_Recorded data_
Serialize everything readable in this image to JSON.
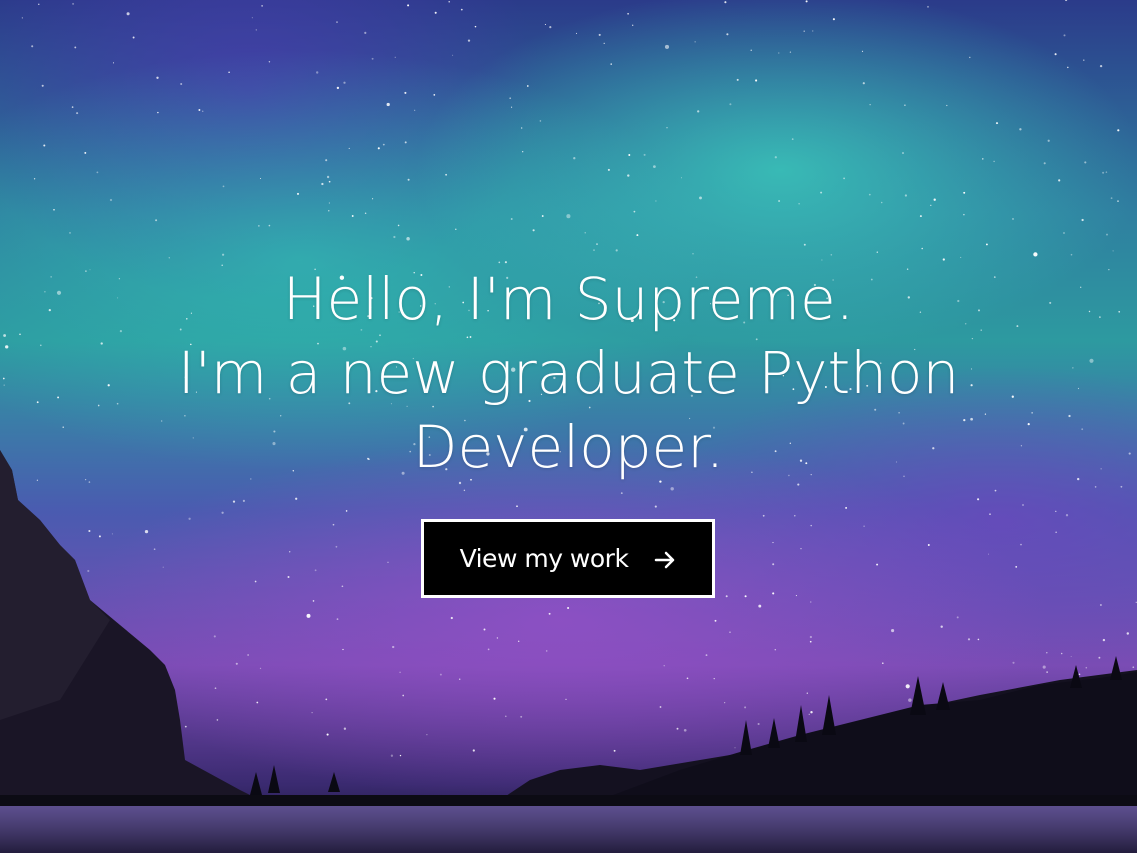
{
  "hero": {
    "line1": "Hello, I'm Supreme.",
    "line2": "I'm a new graduate Python",
    "line3": "Developer."
  },
  "cta": {
    "label": "View my work",
    "icon": "arrow-right-icon"
  },
  "colors": {
    "text": "#ffffff",
    "button_bg": "#000000",
    "button_border": "#ffffff"
  }
}
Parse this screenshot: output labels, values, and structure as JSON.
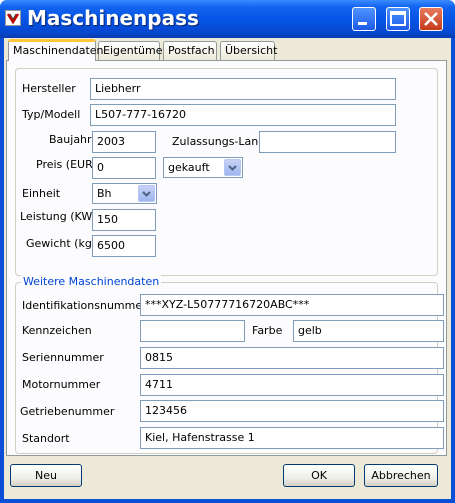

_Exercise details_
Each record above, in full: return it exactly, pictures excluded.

_Expected answer_
Serialize everything readable in this image to JSON.
{
  "hero": {
    "line1": "Hello, I'm Supreme.",
    "line2": "I'm a new graduate Python",
    "line3": "Developer."
  },
  "cta": {
    "label": "View my work",
    "icon": "arrow-right-icon"
  },
  "colors": {
    "text": "#ffffff",
    "button_bg": "#000000",
    "button_border": "#ffffff"
  }
}
Parse this screenshot: output labels, values, and structure as JSON.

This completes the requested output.